┌─ DATA EXTRACT

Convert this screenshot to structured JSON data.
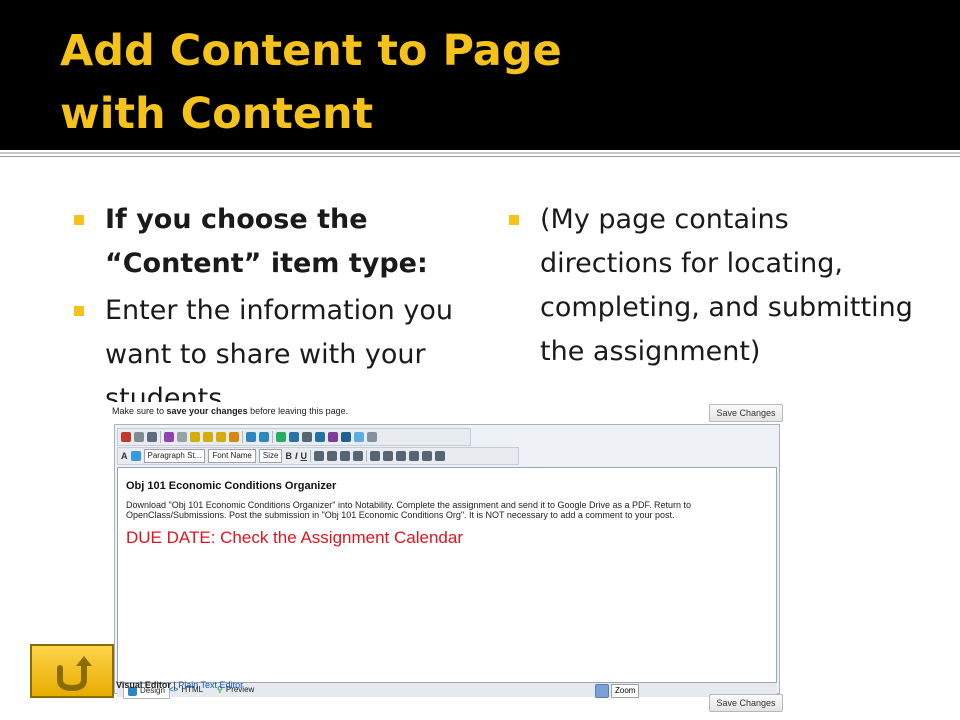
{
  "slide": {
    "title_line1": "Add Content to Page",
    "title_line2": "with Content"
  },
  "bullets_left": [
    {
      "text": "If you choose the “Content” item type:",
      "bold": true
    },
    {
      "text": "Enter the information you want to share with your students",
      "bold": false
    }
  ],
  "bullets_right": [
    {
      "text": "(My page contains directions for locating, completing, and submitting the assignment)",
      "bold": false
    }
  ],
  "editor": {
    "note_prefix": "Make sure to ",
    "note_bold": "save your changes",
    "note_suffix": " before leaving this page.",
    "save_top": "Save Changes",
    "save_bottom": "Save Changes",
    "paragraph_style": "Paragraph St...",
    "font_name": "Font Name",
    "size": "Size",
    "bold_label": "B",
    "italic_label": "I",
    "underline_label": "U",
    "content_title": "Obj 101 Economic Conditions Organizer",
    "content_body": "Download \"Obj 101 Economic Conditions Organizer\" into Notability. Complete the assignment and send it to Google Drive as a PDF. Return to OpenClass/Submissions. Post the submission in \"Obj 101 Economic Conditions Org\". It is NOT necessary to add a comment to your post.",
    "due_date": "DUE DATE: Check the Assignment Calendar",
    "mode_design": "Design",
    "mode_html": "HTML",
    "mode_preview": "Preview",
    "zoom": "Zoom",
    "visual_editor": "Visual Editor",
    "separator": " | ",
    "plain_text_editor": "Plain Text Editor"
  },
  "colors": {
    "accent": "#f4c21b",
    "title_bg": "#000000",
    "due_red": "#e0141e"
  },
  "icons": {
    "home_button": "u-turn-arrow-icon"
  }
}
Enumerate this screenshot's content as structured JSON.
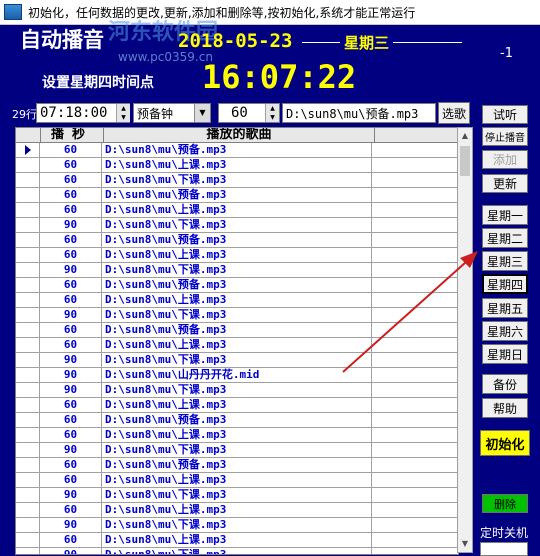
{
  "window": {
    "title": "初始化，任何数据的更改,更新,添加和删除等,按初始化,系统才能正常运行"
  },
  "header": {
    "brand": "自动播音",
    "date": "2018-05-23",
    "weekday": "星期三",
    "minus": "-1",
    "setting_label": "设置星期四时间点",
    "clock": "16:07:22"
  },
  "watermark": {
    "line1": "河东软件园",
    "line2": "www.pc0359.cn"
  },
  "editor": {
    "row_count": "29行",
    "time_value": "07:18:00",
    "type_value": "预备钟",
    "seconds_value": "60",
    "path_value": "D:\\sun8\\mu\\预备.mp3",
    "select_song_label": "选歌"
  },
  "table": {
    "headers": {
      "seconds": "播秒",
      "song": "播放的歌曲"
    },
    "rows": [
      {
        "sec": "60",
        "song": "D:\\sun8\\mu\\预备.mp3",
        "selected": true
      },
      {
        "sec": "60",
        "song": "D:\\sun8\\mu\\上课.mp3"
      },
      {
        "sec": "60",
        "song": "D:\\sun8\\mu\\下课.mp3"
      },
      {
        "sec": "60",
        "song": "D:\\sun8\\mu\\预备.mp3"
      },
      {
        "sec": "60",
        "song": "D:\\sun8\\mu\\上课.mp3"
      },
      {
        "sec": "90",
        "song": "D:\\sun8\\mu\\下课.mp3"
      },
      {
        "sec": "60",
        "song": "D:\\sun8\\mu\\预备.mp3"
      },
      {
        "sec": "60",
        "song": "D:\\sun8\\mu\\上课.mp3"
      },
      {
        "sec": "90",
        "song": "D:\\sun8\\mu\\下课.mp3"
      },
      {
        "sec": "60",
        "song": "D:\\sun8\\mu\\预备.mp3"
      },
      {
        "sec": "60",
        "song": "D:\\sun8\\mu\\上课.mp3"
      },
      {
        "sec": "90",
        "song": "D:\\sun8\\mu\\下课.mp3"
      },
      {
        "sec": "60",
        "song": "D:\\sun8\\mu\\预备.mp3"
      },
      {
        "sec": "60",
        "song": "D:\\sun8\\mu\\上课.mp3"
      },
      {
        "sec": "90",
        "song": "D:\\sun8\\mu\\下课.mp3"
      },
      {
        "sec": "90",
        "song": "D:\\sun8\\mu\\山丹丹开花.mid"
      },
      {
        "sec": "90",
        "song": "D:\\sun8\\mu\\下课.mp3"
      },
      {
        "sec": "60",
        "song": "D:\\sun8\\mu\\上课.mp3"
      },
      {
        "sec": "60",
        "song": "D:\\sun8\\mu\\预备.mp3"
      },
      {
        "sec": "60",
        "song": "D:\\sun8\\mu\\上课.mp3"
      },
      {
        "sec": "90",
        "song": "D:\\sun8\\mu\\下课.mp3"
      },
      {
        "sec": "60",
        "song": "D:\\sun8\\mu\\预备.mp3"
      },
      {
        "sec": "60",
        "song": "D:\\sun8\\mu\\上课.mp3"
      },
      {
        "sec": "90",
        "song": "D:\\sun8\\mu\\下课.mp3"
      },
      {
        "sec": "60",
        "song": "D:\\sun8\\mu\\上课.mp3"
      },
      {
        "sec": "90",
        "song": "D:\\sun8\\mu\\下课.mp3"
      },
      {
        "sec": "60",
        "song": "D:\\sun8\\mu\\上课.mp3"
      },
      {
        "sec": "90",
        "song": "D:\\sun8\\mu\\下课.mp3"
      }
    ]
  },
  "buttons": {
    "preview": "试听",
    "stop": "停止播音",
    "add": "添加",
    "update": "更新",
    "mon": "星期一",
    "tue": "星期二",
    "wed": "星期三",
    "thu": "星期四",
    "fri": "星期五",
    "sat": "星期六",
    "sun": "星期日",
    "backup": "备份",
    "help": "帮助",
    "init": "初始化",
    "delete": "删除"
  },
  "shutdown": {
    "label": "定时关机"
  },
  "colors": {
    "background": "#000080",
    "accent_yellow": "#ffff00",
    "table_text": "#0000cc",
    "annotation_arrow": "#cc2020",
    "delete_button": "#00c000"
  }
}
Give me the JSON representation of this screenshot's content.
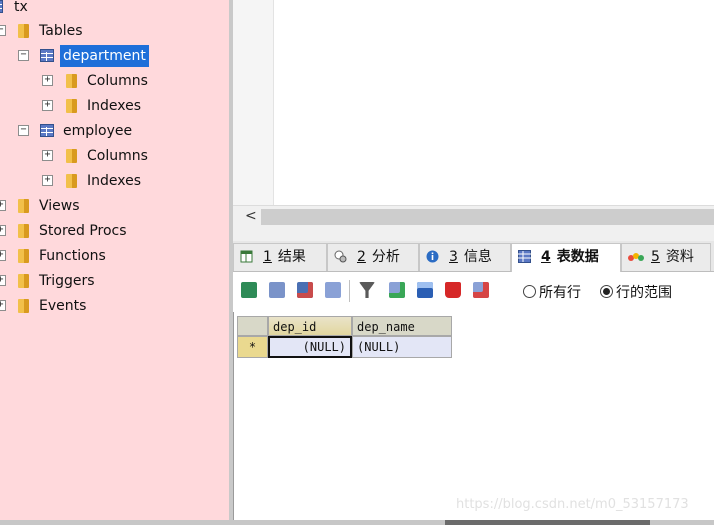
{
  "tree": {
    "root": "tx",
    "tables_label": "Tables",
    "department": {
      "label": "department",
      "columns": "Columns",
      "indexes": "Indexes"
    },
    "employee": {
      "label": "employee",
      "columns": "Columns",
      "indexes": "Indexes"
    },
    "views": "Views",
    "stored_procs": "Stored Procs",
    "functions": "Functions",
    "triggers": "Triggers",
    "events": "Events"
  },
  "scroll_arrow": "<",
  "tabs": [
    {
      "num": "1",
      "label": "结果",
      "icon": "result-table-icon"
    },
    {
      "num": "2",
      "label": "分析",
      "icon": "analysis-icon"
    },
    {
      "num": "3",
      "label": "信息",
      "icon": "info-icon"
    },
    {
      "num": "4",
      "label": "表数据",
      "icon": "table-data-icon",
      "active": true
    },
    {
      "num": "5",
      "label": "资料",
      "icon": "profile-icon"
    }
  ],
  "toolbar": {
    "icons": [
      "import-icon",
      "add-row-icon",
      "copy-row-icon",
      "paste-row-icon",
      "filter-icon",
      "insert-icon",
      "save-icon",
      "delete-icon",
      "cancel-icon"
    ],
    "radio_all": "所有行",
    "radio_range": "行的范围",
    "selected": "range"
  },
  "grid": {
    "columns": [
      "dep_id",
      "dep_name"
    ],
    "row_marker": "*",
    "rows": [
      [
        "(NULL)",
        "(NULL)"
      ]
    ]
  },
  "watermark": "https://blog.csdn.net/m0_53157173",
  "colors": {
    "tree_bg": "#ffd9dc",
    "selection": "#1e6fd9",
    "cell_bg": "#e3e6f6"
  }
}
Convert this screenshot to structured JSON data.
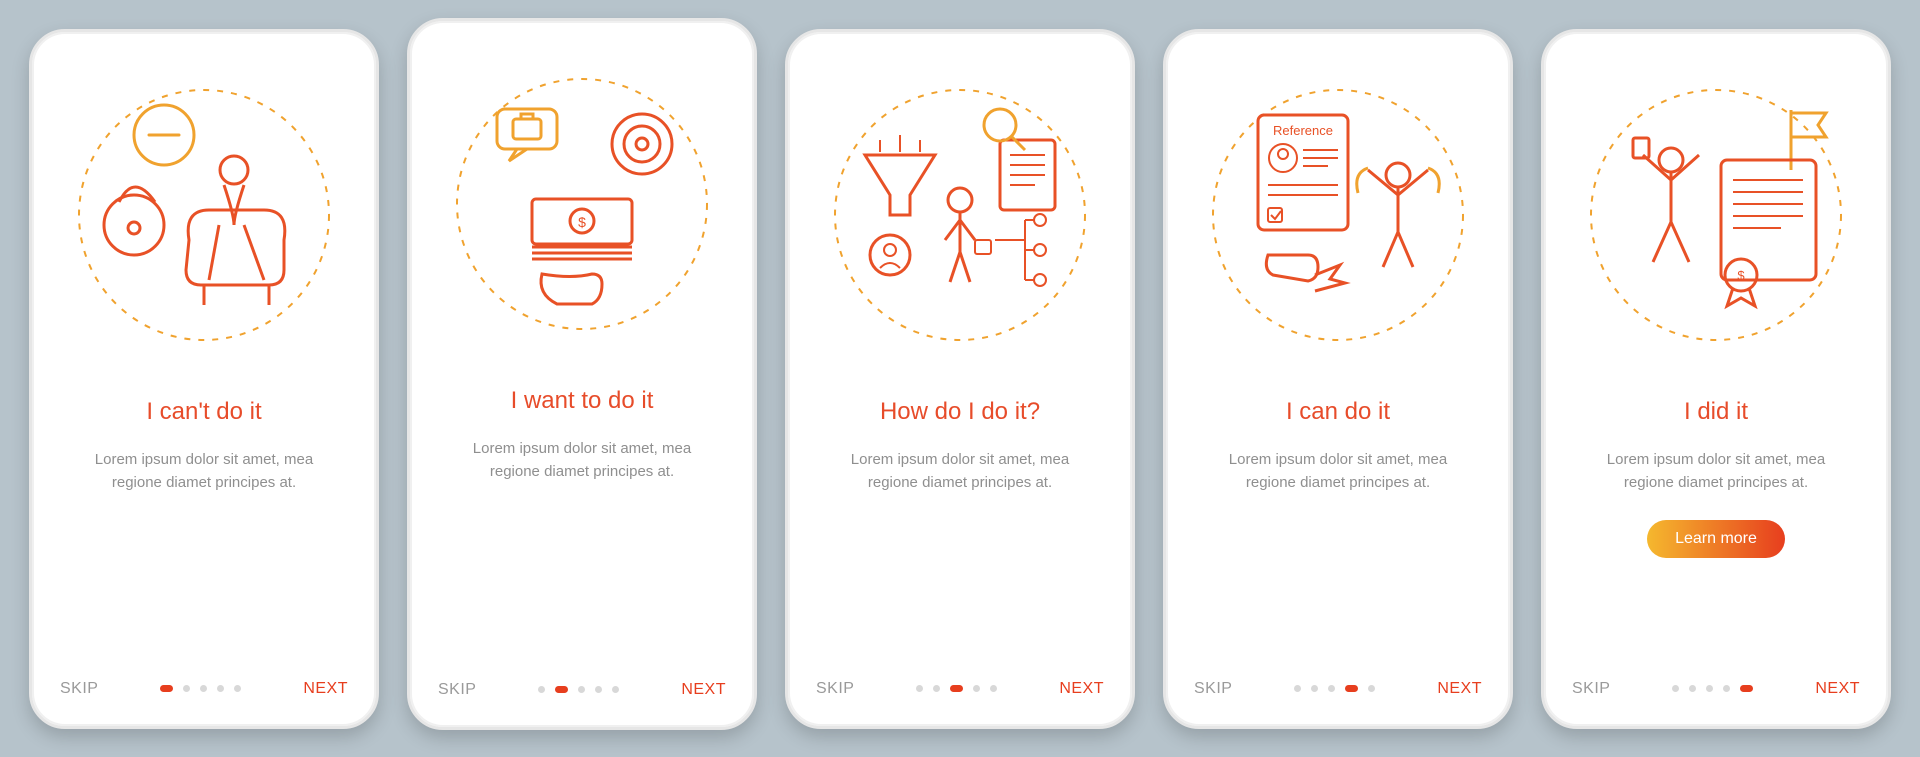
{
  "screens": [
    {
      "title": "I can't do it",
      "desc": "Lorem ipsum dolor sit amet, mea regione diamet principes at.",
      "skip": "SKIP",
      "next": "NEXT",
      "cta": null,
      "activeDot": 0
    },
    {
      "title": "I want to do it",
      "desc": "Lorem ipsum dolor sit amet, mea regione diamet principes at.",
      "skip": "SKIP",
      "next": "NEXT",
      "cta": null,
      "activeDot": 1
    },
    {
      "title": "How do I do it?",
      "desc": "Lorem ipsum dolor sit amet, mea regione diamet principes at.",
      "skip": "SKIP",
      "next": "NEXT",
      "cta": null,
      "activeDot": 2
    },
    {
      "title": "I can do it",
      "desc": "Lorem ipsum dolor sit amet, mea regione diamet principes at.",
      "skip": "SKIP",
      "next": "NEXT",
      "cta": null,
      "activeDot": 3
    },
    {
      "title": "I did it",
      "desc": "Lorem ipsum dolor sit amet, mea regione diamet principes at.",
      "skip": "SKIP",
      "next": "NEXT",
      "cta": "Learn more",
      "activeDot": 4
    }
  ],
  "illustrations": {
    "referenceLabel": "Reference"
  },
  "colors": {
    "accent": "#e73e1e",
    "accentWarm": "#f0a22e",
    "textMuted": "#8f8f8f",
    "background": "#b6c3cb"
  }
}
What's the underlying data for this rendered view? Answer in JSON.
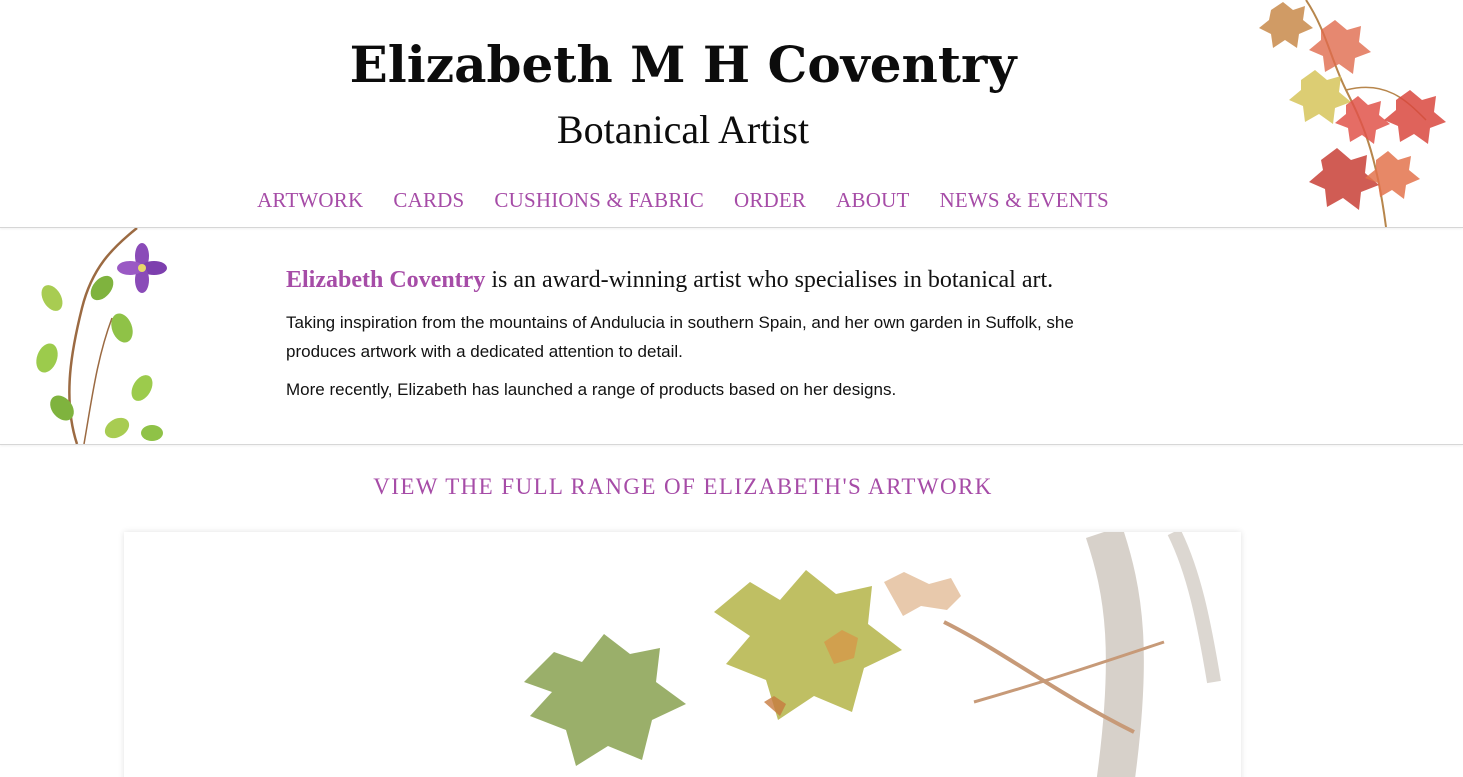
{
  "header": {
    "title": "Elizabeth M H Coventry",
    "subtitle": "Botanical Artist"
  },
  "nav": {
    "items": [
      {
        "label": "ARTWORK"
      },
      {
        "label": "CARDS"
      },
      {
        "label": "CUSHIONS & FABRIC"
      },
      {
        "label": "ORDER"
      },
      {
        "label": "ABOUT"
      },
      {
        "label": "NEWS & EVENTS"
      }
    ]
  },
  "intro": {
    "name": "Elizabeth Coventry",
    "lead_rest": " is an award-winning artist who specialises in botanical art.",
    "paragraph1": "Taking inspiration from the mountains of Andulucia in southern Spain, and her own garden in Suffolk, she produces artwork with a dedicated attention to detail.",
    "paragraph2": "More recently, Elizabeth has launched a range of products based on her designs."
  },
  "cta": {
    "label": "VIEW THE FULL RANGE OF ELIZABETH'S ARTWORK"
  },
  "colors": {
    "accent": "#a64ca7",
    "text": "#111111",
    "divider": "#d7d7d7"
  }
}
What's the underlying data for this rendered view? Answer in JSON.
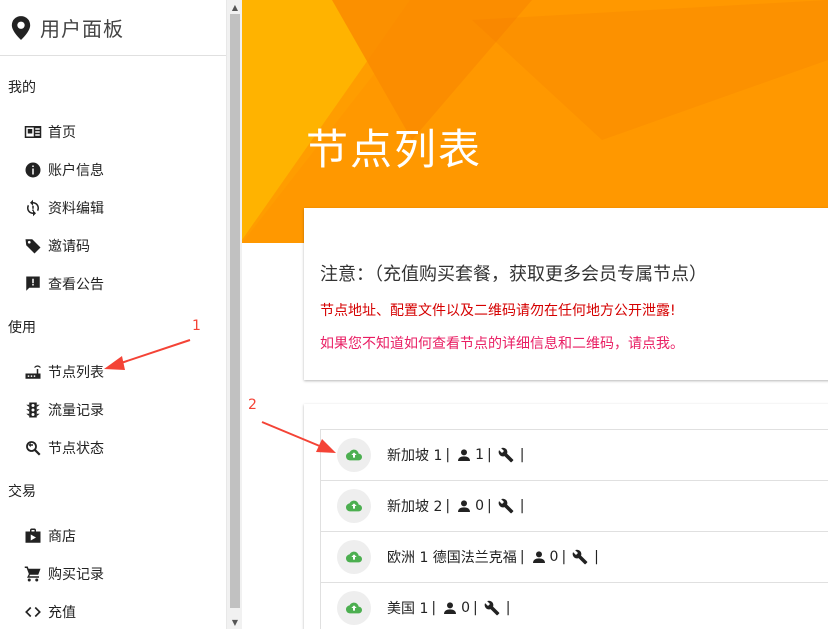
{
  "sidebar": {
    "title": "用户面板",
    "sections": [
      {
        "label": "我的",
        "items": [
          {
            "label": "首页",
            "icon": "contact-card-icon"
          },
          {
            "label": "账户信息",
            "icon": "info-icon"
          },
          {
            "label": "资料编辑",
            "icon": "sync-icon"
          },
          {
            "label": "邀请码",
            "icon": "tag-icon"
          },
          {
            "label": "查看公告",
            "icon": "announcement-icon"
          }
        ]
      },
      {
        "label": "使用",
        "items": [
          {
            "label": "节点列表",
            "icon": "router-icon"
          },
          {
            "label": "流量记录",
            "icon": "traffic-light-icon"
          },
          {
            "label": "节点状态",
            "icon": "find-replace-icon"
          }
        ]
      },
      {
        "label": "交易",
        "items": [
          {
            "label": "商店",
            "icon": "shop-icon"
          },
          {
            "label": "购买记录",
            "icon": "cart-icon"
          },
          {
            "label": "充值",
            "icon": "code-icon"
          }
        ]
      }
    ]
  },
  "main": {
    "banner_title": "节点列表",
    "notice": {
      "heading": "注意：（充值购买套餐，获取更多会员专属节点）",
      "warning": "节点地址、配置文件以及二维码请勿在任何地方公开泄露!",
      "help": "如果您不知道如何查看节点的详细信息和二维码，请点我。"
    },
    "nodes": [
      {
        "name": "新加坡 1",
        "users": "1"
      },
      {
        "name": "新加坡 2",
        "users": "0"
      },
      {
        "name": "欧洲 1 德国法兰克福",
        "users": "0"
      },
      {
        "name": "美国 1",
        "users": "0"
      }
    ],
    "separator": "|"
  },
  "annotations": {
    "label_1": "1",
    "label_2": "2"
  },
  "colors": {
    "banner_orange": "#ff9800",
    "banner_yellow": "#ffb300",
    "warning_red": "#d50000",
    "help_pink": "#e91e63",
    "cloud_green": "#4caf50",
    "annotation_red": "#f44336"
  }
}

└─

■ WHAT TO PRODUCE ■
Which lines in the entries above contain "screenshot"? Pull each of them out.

■ YOUR SOLUTION ■
Convert this screenshot to structured JSON data.
Enumerate this screenshot's content as structured JSON.
Give me the JSON representation of this screenshot's content.
Convert this screenshot to structured JSON data.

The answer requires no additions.